JD: It was a great—Barry Sonnenfeld directed it—we had a great time making it. Robin Williams—I'd never worked with Robin before, and he was—it was like being in a three-month HBO concert with Robin. I mean, it was just—I loved listening to his mind, and where he would go, and how he could take anything and spin it into comedy. But we had a great time making the movie. It'll be out in March. Anyone who's ever been in an RV, I think, will appreciate what Robin goes through on his first RV trip.
G: The Squid and the Whale represents a leading man's second wind for you. What sorts of roles would you like to grab that you're perhaps not commonly offered?

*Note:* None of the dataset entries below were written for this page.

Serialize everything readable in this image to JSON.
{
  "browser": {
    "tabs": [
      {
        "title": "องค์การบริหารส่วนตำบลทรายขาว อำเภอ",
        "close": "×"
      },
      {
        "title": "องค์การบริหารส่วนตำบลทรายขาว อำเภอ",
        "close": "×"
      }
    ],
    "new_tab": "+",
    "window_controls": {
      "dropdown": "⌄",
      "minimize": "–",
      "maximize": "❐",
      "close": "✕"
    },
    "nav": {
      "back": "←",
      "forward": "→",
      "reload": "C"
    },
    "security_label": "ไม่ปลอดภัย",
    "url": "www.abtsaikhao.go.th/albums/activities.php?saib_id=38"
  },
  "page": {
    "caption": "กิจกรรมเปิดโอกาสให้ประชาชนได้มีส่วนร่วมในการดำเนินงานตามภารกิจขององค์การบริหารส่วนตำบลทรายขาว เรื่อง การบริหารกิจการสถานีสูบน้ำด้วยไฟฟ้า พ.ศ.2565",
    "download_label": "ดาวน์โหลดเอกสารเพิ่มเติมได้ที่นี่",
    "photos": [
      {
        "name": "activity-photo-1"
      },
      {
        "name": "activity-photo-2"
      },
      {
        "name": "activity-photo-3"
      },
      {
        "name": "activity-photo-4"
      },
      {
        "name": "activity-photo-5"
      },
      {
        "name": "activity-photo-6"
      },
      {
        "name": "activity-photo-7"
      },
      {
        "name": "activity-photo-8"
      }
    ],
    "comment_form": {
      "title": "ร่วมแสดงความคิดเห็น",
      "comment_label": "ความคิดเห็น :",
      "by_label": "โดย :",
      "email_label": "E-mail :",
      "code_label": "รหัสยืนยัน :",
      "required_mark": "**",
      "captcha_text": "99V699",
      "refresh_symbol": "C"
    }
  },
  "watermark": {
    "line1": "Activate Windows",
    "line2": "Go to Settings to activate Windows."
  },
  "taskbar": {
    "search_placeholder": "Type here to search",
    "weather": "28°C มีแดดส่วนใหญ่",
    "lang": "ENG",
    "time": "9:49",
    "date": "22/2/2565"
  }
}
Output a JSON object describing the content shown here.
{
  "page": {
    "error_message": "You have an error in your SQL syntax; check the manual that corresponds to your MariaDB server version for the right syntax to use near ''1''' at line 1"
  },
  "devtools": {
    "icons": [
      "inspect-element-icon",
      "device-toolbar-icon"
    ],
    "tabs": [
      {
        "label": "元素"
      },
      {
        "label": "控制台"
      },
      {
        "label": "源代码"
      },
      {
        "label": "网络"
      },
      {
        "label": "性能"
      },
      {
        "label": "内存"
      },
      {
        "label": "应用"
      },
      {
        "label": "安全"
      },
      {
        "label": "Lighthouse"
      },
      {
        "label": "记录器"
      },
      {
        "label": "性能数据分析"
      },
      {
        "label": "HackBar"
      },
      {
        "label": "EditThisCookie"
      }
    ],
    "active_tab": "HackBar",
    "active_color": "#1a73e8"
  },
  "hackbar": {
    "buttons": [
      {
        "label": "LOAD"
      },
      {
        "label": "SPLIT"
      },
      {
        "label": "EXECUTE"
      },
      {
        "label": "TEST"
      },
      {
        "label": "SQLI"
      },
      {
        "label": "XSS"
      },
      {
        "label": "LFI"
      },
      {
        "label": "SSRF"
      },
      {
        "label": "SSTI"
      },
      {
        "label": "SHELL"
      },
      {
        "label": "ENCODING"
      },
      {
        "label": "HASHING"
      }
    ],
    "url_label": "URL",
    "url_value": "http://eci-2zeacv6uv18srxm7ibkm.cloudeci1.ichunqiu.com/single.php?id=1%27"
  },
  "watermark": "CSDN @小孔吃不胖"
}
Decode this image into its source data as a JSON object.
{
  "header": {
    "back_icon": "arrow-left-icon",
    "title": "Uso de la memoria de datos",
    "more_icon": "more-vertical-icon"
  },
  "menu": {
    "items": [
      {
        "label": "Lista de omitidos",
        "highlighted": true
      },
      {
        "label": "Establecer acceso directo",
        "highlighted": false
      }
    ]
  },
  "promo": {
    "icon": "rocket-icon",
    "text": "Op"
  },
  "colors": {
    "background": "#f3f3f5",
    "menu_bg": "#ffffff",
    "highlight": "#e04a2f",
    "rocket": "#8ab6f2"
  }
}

JD: Good roles and good scripts. And I think part of what—you know, the last few years, the career, like The Hours, one scene but great, great script—great people. You know, Clooney's movie. There's like, I don't know, three scenes or something. But great script. Great people. Squid is a jump from that. Because of Winn Dixie—even though it's a family film, it was a good script and good part. So I'm just making choices like that again. And I think that in the future—I think because of Squid and the Whale and Good Night, and Good Luck., we're already getting calls from the people that wouldn't have called before. I think part of it too was—you know, I did Dumb & Dumber. I'm glad I did and love what it does. It makes people laugh. And, actors say that, but the last time I looked, the Greeks were holding up two masks. And they should have equal value. Anybody who's done both knows they do. But you kind of lose your membership in the Serious Important Actors room when you do something like Dumb & Dumber. And so Squid's kind of bringing me back. It's allowing me back into that room.
G: What's the best advice you've gotten on acting or your career—or who is the best role model you've observed?
JD: Best acting advice ever got or ever heard—Robert Preston said this. He said you've got to be in the right place at the right time, but then you have to deliver. And you're gonna get two minutes. And it could be the first week you're in New York or L.A. or year ten, or whenever. But you'd better know it's your two minutes. And you better be great. And you better be great right now. And I can remember Terms of Endearment—that audition. And that was one example of "Be great right now. Deliver." And it's really true. It's not just luck. Right place at the right time. But then the talent has to show up. Otherwise, there are five hundred guys that are on the list after you. So that was great advice.
G: If you ever consider it, how do you think your public sees you and how do you think movie business people see you?
JD: Ha, ha, ha. It's been interesting to kind of ride the reviews of Squid and Whale. You kind of get a sense at least of how critically—the critics have seen you. And it's been fun for me to kind of befuddle people. You know, why would you live in the middle of the country? Why would you do something like Dumb & Dumber and Pleasantville or Squid and the Whale or The Hours? Get some focus, for Christ's sake. But that's been the method to the madness all along, is that I wanted to create a range. And there are guys that see that. There are people that see that. I'm going against the grain. I didn't create an image and play to that image movie after movie after movie. I wanted a range. And that's what I've done. And it makes no sense to people, and so I think, to some people, I've been dismissed. Or only remembered as, oh, Dumb & Dumber—well, okay, career over, fine. But then, there are other people who are going "Wait a minute.Wait a minute." This guy was—Richard Corliss, Time magazine, got it. He said, "If you think about it," and so it's fun to see some of these people catch up to what I've been doing.
G: Well, the performance in Squid and the Whale is a real filet.
JD: Filet, yes. Thank you.
G: And best of luck with that film and with Purple Rose Theatre. I'll send people to JeffDaniels.com...
JD: Thank you very much.
[For Groucho's review of The Squid and the Whale, click here.]